*** Records to process ***

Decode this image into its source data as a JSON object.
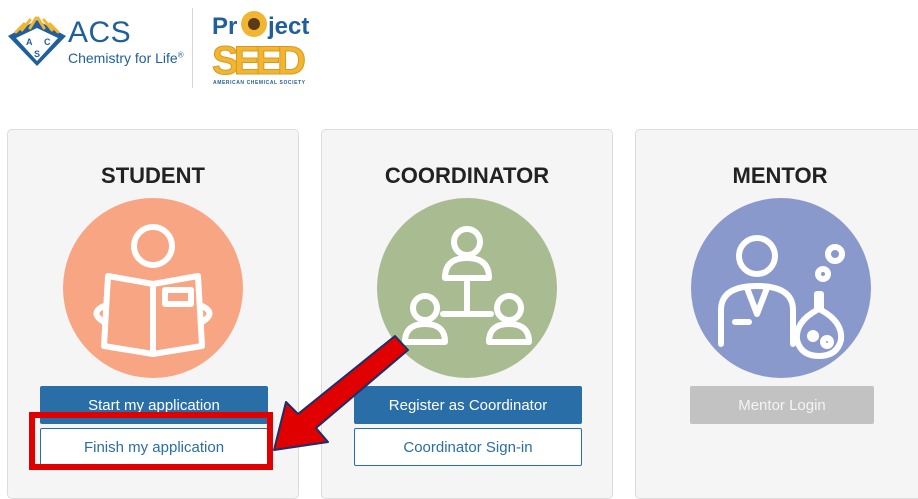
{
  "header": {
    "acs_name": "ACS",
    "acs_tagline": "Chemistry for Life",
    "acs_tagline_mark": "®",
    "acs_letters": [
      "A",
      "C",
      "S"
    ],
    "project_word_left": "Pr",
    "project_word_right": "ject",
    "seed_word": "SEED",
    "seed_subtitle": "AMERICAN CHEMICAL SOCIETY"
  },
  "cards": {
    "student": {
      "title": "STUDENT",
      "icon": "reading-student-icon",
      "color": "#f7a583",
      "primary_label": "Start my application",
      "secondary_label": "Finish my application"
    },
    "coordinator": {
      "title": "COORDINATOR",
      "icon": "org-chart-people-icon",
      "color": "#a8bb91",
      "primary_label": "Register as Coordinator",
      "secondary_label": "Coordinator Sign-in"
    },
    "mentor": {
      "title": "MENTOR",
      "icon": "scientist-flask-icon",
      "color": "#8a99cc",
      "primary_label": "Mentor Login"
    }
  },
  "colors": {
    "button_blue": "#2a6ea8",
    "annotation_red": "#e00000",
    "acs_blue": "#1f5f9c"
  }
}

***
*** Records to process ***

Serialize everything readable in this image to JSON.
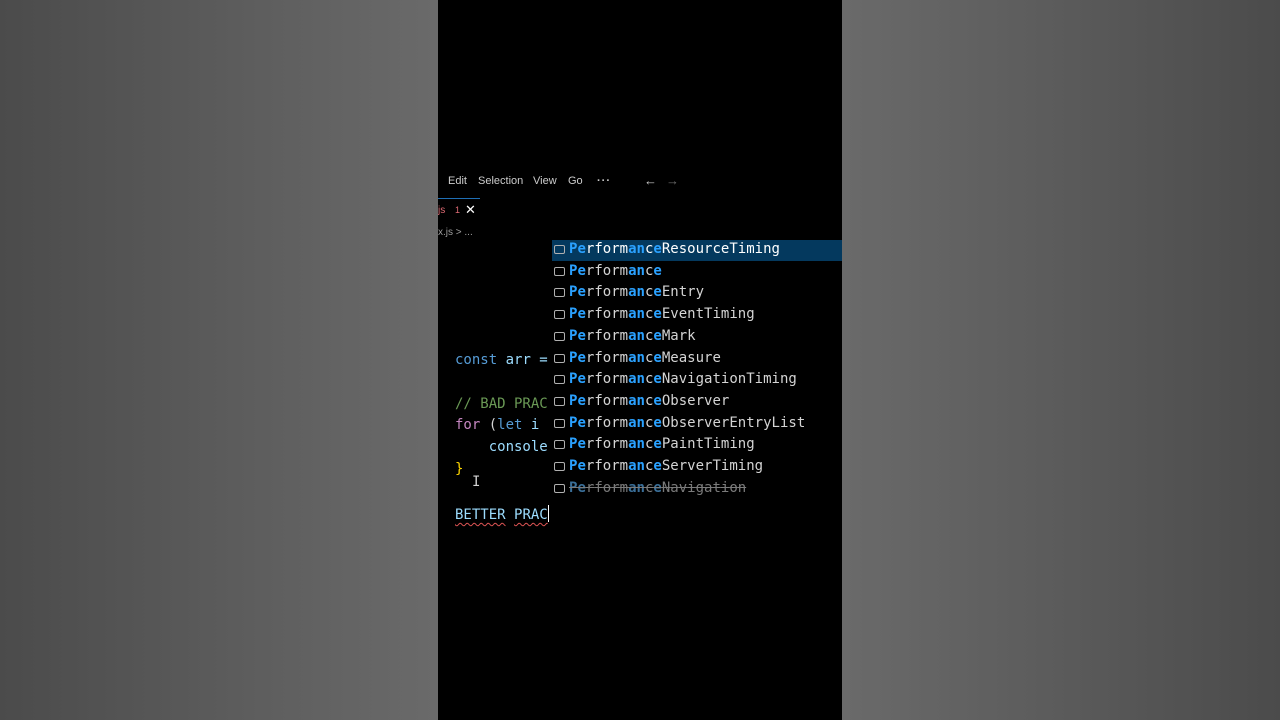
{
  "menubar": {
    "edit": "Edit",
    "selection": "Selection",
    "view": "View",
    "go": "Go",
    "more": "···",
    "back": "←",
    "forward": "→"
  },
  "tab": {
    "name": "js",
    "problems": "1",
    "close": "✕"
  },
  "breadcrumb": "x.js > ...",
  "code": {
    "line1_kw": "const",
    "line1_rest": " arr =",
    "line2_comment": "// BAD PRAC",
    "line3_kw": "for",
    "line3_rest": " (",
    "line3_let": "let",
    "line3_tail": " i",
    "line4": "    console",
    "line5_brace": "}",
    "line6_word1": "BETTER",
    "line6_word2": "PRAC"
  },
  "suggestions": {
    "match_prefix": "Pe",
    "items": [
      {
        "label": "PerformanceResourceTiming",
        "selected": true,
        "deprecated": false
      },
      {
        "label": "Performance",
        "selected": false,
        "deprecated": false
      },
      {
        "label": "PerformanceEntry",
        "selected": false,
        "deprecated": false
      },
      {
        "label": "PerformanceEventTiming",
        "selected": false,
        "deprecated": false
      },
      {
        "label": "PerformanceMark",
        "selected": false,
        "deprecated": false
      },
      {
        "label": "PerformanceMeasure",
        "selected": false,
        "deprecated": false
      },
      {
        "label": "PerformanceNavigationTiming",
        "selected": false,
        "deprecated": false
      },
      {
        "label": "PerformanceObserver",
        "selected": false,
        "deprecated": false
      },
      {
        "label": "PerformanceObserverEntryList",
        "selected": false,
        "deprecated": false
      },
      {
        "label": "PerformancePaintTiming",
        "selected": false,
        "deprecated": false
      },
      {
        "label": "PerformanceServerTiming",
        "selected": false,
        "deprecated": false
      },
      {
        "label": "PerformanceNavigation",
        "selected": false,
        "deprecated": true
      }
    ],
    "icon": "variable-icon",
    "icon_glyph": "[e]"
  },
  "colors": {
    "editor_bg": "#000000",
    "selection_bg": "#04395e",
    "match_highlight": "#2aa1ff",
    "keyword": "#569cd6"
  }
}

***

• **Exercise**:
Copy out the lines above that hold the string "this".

• **Reply to the task**:
Decode this image into its source data as a JSON object.
Serialize everything readable in this image to JSON.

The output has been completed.